EXERCISE DESCRIPTION
From the records below, count the lines holding the string "time". Only the number is wanted.

DATA SECTION
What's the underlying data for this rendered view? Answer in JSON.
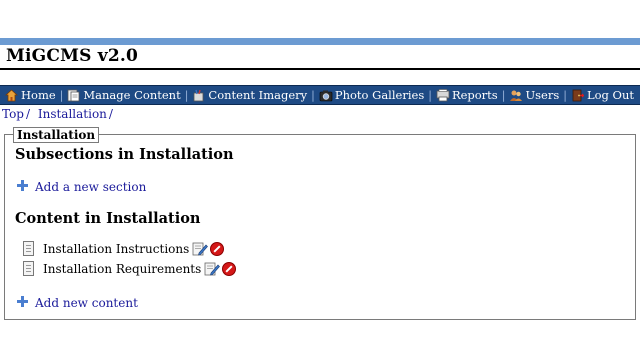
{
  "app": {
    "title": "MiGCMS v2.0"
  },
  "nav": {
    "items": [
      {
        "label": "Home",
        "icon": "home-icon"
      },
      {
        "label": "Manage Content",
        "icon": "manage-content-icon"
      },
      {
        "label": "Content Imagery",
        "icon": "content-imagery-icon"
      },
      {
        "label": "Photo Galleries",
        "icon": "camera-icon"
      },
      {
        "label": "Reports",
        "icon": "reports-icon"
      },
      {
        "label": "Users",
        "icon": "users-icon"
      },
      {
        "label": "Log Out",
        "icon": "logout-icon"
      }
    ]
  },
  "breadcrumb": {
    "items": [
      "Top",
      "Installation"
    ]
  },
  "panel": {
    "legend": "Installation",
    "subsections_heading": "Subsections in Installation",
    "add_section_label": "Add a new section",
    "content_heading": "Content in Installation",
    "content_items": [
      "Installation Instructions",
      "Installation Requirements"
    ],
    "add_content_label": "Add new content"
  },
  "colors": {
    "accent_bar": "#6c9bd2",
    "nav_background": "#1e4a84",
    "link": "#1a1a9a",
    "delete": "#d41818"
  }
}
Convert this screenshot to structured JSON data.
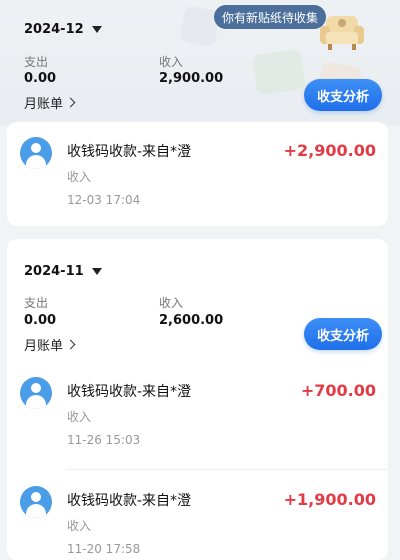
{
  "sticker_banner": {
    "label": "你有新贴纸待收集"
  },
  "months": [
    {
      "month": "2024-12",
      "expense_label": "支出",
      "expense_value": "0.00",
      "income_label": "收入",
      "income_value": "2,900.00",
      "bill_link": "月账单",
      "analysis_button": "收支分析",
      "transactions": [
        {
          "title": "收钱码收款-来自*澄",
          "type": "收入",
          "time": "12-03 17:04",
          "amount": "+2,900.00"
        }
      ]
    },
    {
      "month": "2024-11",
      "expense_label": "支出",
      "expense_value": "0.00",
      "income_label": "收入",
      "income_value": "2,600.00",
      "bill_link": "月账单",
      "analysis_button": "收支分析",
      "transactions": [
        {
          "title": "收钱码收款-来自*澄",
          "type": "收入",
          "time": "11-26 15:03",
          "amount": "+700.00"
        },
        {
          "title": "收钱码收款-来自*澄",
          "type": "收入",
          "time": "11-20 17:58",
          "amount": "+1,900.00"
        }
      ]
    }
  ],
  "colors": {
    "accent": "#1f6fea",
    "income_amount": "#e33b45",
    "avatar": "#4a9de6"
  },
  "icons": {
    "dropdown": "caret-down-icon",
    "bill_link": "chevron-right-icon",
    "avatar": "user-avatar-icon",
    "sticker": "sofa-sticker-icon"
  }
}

RESULT OF THIS TASK
3